## Goal of the exercise:
Search the material below for the string "Create" and copy each line where it appears.

## Data records:
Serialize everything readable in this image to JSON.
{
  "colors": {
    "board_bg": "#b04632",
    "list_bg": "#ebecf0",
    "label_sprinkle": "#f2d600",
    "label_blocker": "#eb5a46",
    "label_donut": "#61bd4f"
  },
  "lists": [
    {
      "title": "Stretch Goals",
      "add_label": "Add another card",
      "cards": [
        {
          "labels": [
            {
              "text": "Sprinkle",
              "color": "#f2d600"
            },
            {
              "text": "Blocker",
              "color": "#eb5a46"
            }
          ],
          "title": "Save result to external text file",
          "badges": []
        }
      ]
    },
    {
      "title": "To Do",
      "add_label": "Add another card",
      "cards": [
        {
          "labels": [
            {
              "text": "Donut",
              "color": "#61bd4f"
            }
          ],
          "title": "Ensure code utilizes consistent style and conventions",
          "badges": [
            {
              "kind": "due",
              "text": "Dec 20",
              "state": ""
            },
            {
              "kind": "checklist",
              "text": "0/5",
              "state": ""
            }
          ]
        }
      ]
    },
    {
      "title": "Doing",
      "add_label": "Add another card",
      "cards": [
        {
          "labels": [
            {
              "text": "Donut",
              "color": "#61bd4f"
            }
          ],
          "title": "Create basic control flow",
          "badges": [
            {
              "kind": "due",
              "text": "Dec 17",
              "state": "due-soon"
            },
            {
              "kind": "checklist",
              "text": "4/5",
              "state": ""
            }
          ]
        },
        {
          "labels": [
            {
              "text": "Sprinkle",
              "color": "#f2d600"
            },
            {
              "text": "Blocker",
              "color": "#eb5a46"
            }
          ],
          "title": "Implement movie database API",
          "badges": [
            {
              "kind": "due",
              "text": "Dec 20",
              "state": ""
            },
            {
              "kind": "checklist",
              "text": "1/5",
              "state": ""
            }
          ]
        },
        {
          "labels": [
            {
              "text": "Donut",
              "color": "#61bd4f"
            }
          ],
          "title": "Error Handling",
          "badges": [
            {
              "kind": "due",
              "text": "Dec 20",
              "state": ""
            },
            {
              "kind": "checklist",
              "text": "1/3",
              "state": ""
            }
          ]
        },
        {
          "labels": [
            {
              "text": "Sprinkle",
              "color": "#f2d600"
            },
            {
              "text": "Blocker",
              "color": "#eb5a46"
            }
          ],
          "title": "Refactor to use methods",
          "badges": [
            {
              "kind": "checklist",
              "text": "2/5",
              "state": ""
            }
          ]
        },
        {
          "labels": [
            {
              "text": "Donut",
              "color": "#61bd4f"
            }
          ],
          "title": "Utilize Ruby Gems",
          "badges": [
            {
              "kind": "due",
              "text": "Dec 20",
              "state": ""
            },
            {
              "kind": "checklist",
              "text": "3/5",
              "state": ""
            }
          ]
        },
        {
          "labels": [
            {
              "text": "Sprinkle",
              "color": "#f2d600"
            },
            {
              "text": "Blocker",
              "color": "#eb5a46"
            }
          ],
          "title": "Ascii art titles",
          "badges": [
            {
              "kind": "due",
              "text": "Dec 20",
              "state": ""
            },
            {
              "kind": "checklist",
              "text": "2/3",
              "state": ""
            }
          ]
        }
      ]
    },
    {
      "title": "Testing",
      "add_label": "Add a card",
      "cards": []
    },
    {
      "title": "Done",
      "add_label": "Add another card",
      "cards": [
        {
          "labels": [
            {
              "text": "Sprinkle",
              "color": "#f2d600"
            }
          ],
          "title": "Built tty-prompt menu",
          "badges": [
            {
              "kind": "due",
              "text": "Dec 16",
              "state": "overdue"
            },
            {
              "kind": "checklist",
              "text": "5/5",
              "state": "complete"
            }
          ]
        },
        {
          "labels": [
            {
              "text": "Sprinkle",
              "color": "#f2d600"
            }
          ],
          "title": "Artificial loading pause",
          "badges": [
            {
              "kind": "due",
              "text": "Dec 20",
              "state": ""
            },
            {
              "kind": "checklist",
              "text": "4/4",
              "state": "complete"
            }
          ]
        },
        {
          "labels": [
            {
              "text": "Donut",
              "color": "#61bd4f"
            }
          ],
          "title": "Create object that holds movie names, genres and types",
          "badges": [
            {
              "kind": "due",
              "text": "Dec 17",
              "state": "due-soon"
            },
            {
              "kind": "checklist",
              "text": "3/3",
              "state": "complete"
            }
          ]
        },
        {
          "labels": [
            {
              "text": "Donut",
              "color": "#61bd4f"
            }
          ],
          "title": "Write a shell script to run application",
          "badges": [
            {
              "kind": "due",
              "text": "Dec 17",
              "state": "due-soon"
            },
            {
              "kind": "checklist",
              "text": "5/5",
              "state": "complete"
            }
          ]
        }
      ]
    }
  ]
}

## Answer to the exercise:
          "title": "Create basic control flow",
          "title": "Create object that holds movie names, genres and types",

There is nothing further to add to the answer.